**AIM OF THE TASK**
Where "timestamp" occurs in a line of the entries below, copy that line.

**AVAILABLE RECORDS**
>>>>>

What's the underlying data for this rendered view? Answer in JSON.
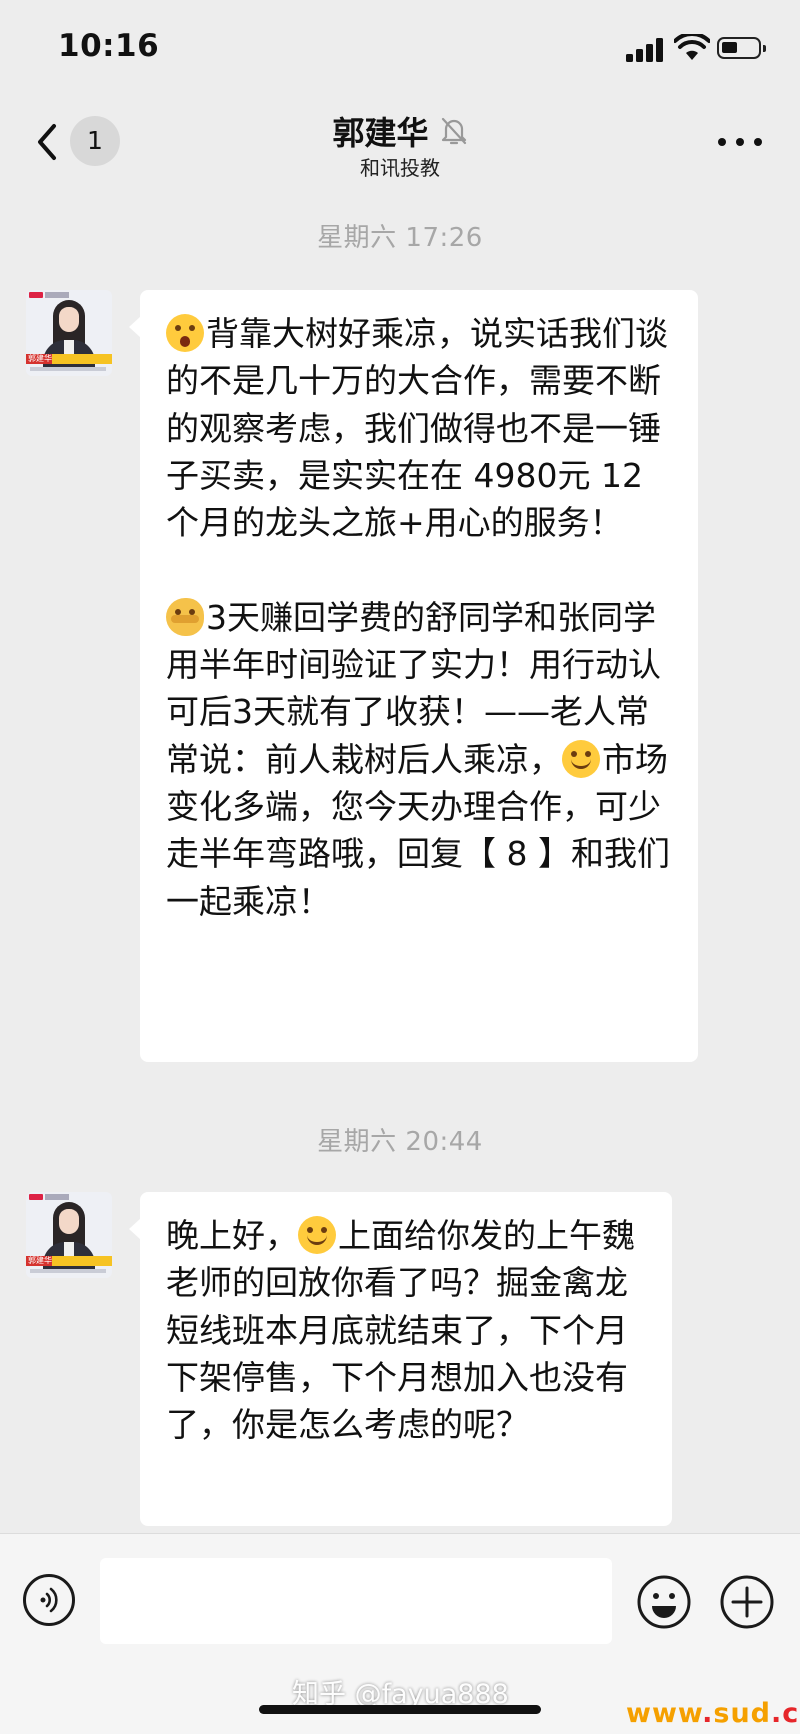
{
  "status_bar": {
    "time": "10:16"
  },
  "header": {
    "back_count": "1",
    "name": "郭建华",
    "subtitle": "和讯投教"
  },
  "messages": [
    {
      "timestamp": "星期六 17:26",
      "avatar_label": "郭建华",
      "paragraphs": [
        {
          "emoji": "astonished-face",
          "text": "背靠大树好乘凉，说实话我们谈的不是几十万的大合作，需要不断的观察考虑，我们做得也不是一锤子买卖，是实实在在 4980元 12个月的龙头之旅+用心的服务！"
        },
        {
          "emoji": "hand-covering-face",
          "text_before": "3天赚回学费的舒同学和张同学用半年时间验证了实力！用行动认可后3天就有了收获！——老人常常说：前人栽树后人乘凉，",
          "emoji2": "smiling-face",
          "text_after": "市场变化多端，您今天办理合作，可少走半年弯路哦，回复【 8 】和我们一起乘凉！"
        }
      ]
    },
    {
      "timestamp": "星期六 20:44",
      "avatar_label": "郭建华",
      "text_before": "晚上好，",
      "emoji": "smiling-face",
      "text_after": "上面给你发的上午魏老师的回放你看了吗？掘金禽龙短线班本月底就结束了，下个月下架停售，下个月想加入也没有了，你是怎么考虑的呢？"
    }
  ],
  "input_bar": {
    "placeholder": ""
  },
  "overlay": {
    "watermark": "知乎 @fayua888",
    "site_a": "www",
    "site_b": "sud",
    "site_c": "cn"
  },
  "colors": {
    "background": "#ededed",
    "bubble": "#ffffff",
    "timestamp": "#a7a7a7"
  }
}
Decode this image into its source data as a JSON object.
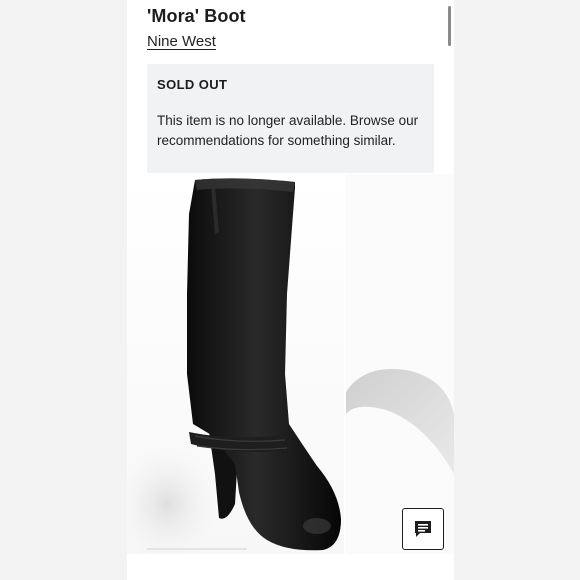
{
  "product": {
    "title": "'Mora' Boot",
    "brand": "Nine West"
  },
  "availability_notice": {
    "status": "SOLD OUT",
    "message": "This item is no longer available. Browse our recommendations for something similar."
  },
  "gallery": {
    "images": [
      {
        "icon": "black-knee-high-boot-photo"
      },
      {
        "icon": "boot-shadow-photo"
      }
    ]
  },
  "chat": {
    "icon": "chat-bubble-icon"
  },
  "colors": {
    "notice_background": "#f1f2f4",
    "boot": "#141414"
  }
}
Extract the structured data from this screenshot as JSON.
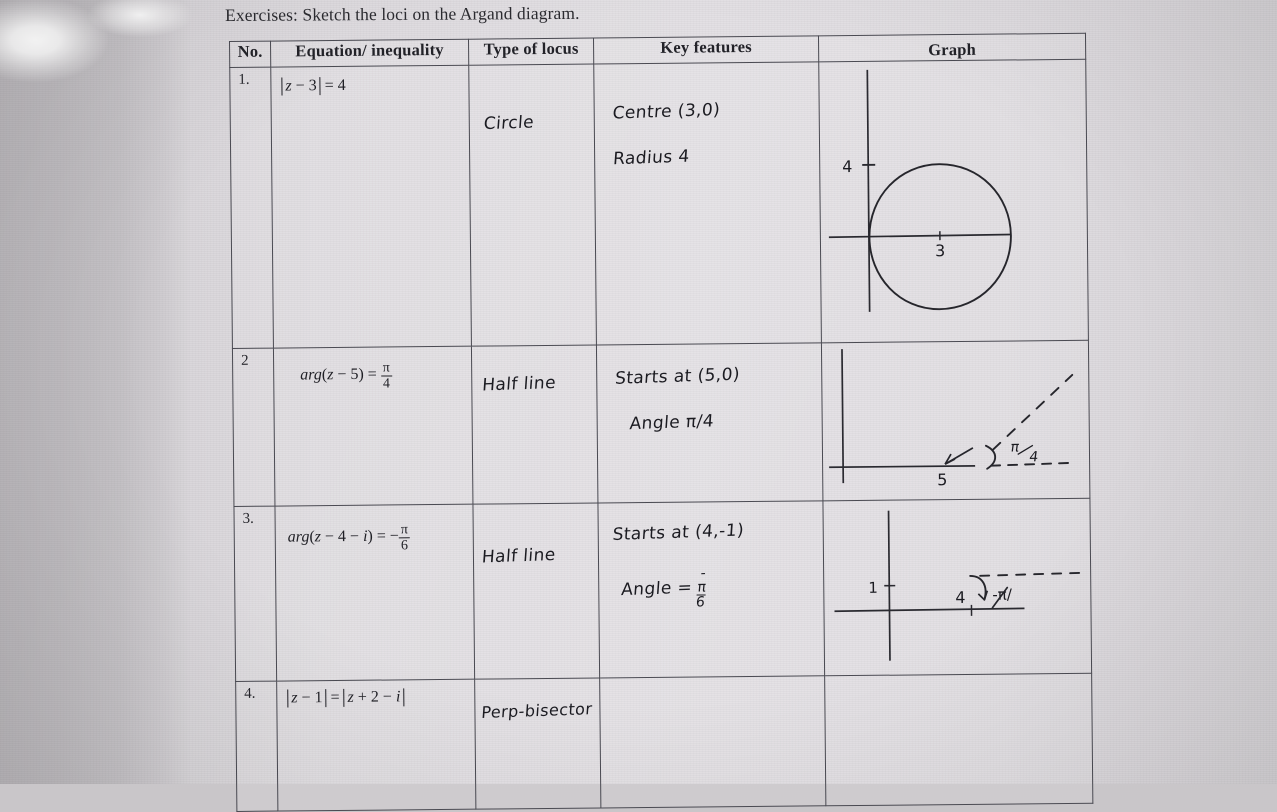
{
  "heading": "Exercises: Sketch the loci on the Argand diagram.",
  "table": {
    "headers": [
      "No.",
      "Equation/ inequality",
      "Type of locus",
      "Key features",
      "Graph"
    ],
    "rows": [
      {
        "no": "1.",
        "equation_plain": "|z - 3| = 4",
        "equation": {
          "lhs_var": "z",
          "lhs_op": "−",
          "lhs_num": "3",
          "eq": "=",
          "rhs": "4"
        },
        "type_of_locus": "Circle",
        "key_features": [
          "Centre (3,0)",
          "Radius 4"
        ],
        "graph": {
          "kind": "circle",
          "centre_label": "3",
          "y_tick_label": "4",
          "centre": [
            3,
            0
          ],
          "radius": 4
        }
      },
      {
        "no": "2",
        "equation_plain": "arg(z - 5) = π/4",
        "equation": {
          "fn": "arg",
          "var": "z",
          "op": "−",
          "num": "5",
          "eq": "=",
          "frac_num": "π",
          "frac_den": "4"
        },
        "type_of_locus": "Half line",
        "key_features": [
          "Starts at (5,0)",
          "Angle π/4"
        ],
        "graph": {
          "kind": "half-line",
          "start_label": "5",
          "angle_label_num": "π",
          "angle_label_den": "4",
          "start_point": [
            5,
            0
          ],
          "angle_deg": 45
        }
      },
      {
        "no": "3.",
        "equation_plain": "arg(z - 4 - i) = -π/6",
        "equation": {
          "fn": "arg",
          "var": "z",
          "op": "−",
          "num": "4",
          "op2": "−",
          "imag": "i",
          "eq": "=",
          "sign": "−",
          "frac_num": "π",
          "frac_den": "6"
        },
        "type_of_locus": "Half line",
        "key_features": [
          "Starts at (4,-1)",
          "Angle = -π/6"
        ],
        "key_features_frac": {
          "label": "Angle =",
          "sign": "-",
          "num": "π",
          "den": "6"
        },
        "graph": {
          "kind": "half-line",
          "x_label": "4",
          "y_label": "1",
          "angle_label": "-π/",
          "start_point": [
            4,
            -1
          ],
          "angle_deg": -30
        }
      },
      {
        "no": "4.",
        "equation_plain": "|z - 1| = |z + 2 - i|",
        "equation": {
          "lhs_var": "z",
          "lhs_op": "−",
          "lhs_num": "1",
          "eq": "=",
          "rhs_var": "z",
          "rhs_op": "+",
          "rhs_num": "2",
          "rhs_op2": "−",
          "rhs_imag": "i"
        },
        "type_of_locus": "Perp-bisector",
        "key_features": [],
        "graph": {
          "kind": "empty"
        }
      }
    ]
  }
}
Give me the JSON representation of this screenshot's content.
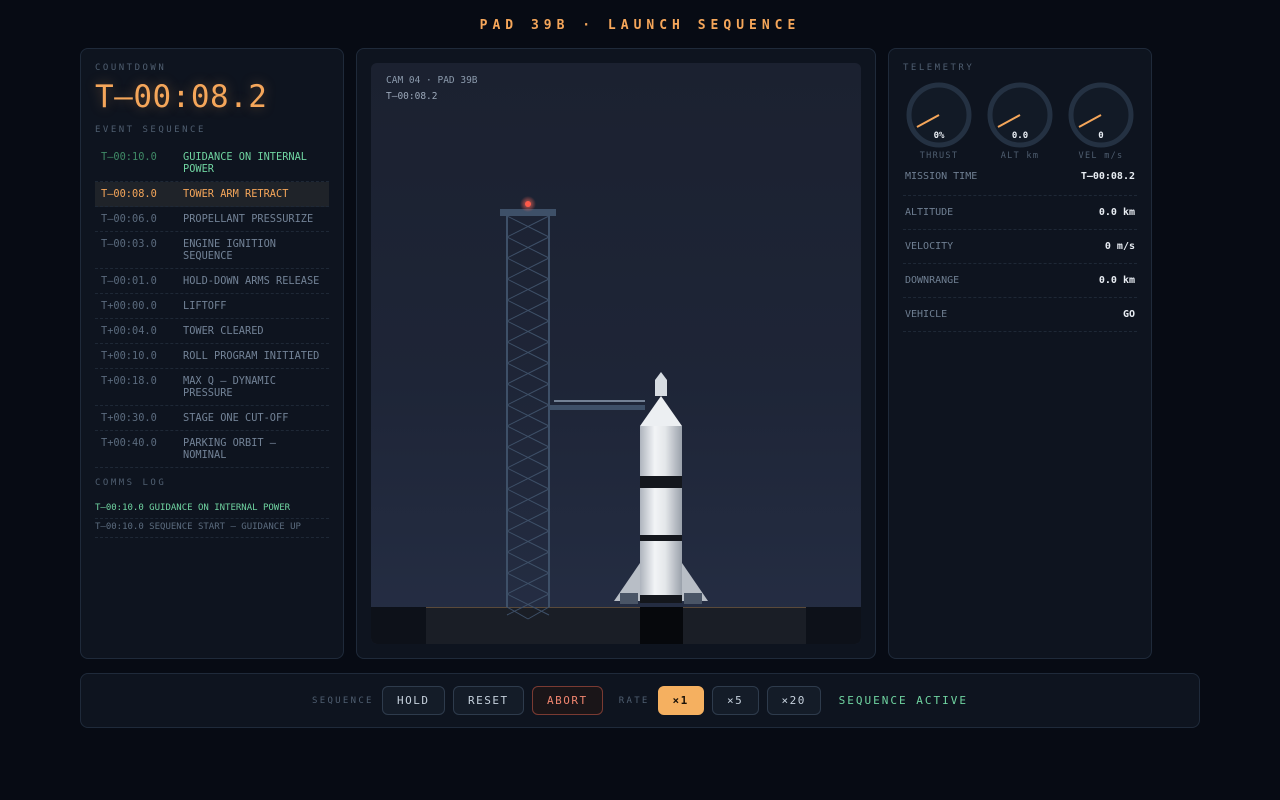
{
  "header": {
    "title": "PAD 39B · LAUNCH SEQUENCE"
  },
  "countdown": {
    "label": "COUNTDOWN",
    "display": "T—00:08.2",
    "events_label": "EVENT SEQUENCE",
    "events": [
      {
        "time": "T—00:10.0",
        "desc": "GUIDANCE ON INTERNAL POWER",
        "state": "done"
      },
      {
        "time": "T—00:08.0",
        "desc": "TOWER ARM RETRACT",
        "state": "active"
      },
      {
        "time": "T—00:06.0",
        "desc": "PROPELLANT PRESSURIZE",
        "state": "pending"
      },
      {
        "time": "T—00:03.0",
        "desc": "ENGINE IGNITION SEQUENCE",
        "state": "pending"
      },
      {
        "time": "T—00:01.0",
        "desc": "HOLD-DOWN ARMS RELEASE",
        "state": "pending"
      },
      {
        "time": "T+00:00.0",
        "desc": "LIFTOFF",
        "state": "pending"
      },
      {
        "time": "T+00:04.0",
        "desc": "TOWER CLEARED",
        "state": "pending"
      },
      {
        "time": "T+00:10.0",
        "desc": "ROLL PROGRAM INITIATED",
        "state": "pending"
      },
      {
        "time": "T+00:18.0",
        "desc": "MAX Q — DYNAMIC PRESSURE",
        "state": "pending"
      },
      {
        "time": "T+00:30.0",
        "desc": "STAGE ONE CUT-OFF",
        "state": "pending"
      },
      {
        "time": "T+00:40.0",
        "desc": "PARKING ORBIT — NOMINAL",
        "state": "pending"
      }
    ],
    "comms_label": "COMMS LOG",
    "comms": [
      {
        "text": "T—00:10.0 GUIDANCE ON INTERNAL POWER",
        "highlight": true
      },
      {
        "text": "T—00:10.0 SEQUENCE START — GUIDANCE UP",
        "highlight": false
      }
    ]
  },
  "camera": {
    "name": "CAM 04 · PAD 39B",
    "clock": "T—00:08.2"
  },
  "telemetry": {
    "label": "TELEMETRY",
    "gauges": [
      {
        "value": "0%",
        "caption": "THRUST",
        "level": 0
      },
      {
        "value": "0.0",
        "caption": "ALT km",
        "level": 0
      },
      {
        "value": "0",
        "caption": "VEL m/s",
        "level": 0
      }
    ],
    "rows": [
      {
        "key": "MISSION TIME",
        "value": "T—00:08.2"
      },
      {
        "key": "ALTITUDE",
        "value": "0.0 km"
      },
      {
        "key": "VELOCITY",
        "value": "0 m/s"
      },
      {
        "key": "DOWNRANGE",
        "value": "0.0 km"
      },
      {
        "key": "VEHICLE",
        "value": "GO"
      }
    ]
  },
  "controls": {
    "sequence_label": "SEQUENCE",
    "hold": "HOLD",
    "reset": "RESET",
    "abort": "ABORT",
    "rate_label": "RATE",
    "rates": [
      "×1",
      "×5",
      "×20"
    ],
    "active_rate": "×1",
    "status": "SEQUENCE ACTIVE"
  },
  "colors": {
    "accent": "#f5a65a",
    "done": "#6fd3a0",
    "abort": "#f0856f",
    "beacon": "#ff5a4a"
  }
}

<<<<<

**SOLVED PROBLEM**
      "timestamp": "星期六 17:26",
      "timestamp": "星期六 20:44",
    "timestamp": "#a7a7a7"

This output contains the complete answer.